EXERCISE DETAILS
The records below are to be restated word for word, with every picture left out.

==== GIVEN ENTRIES

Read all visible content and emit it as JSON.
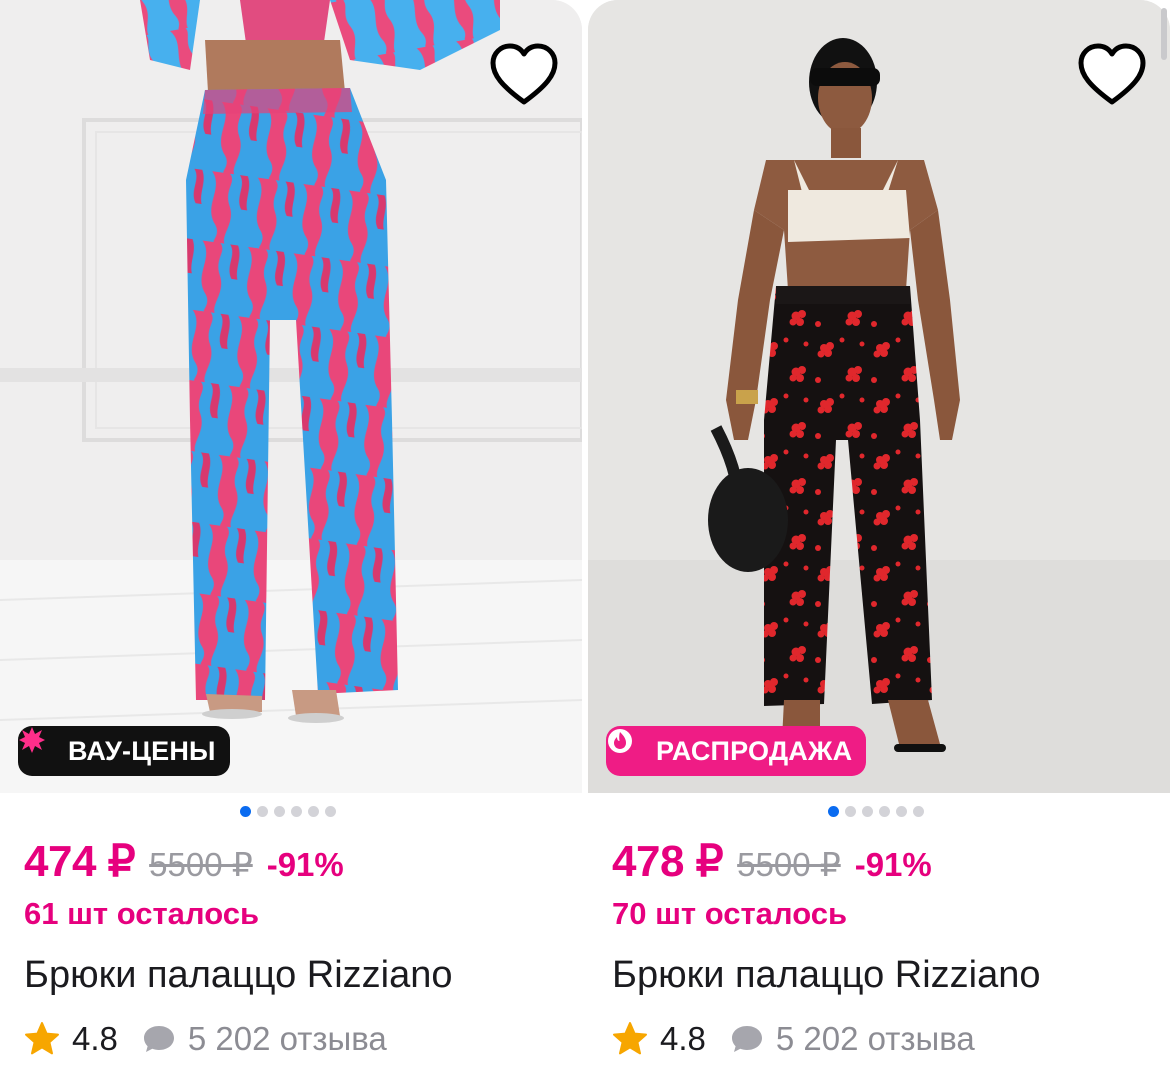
{
  "colors": {
    "accent": "#e6007e",
    "dot_active": "#0a6bf0",
    "dot_inactive": "#d3d3d8",
    "badge_dark": "#111111",
    "badge_sale": "#ef1c85",
    "star": "#f7a600",
    "muted": "#9a9aa0"
  },
  "products": [
    {
      "badge_label": "ВАУ-ЦЕНЫ",
      "badge_icon": "starburst-icon",
      "image_slides": 6,
      "active_slide": 1,
      "price": "474 ₽",
      "old_price": "5500 ₽",
      "discount": "-91%",
      "stock": "61 шт осталось",
      "title": "Брюки палаццо Rizziano",
      "rating": "4.8",
      "reviews": "5 202 отзыва"
    },
    {
      "badge_label": "РАСПРОДАЖА",
      "badge_icon": "flame-icon",
      "image_slides": 6,
      "active_slide": 1,
      "price": "478 ₽",
      "old_price": "5500 ₽",
      "discount": "-91%",
      "stock": "70 шт осталось",
      "title": "Брюки палаццо Rizziano",
      "rating": "4.8",
      "reviews": "5 202 отзыва"
    }
  ]
}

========

ANSWER BOX
Read all visible content and emit it as JSON.
{
  "colors": {
    "accent": "#e6007e",
    "dot_active": "#0a6bf0",
    "dot_inactive": "#d3d3d8",
    "badge_dark": "#111111",
    "badge_sale": "#ef1c85",
    "star": "#f7a600",
    "muted": "#9a9aa0"
  },
  "products": [
    {
      "badge_label": "ВАУ-ЦЕНЫ",
      "badge_icon": "starburst-icon",
      "image_slides": 6,
      "active_slide": 1,
      "price": "474 ₽",
      "old_price": "5500 ₽",
      "discount": "-91%",
      "stock": "61 шт осталось",
      "title": "Брюки палаццо Rizziano",
      "rating": "4.8",
      "reviews": "5 202 отзыва"
    },
    {
      "badge_label": "РАСПРОДАЖА",
      "badge_icon": "flame-icon",
      "image_slides": 6,
      "active_slide": 1,
      "price": "478 ₽",
      "old_price": "5500 ₽",
      "discount": "-91%",
      "stock": "70 шт осталось",
      "title": "Брюки палаццо Rizziano",
      "rating": "4.8",
      "reviews": "5 202 отзыва"
    }
  ]
}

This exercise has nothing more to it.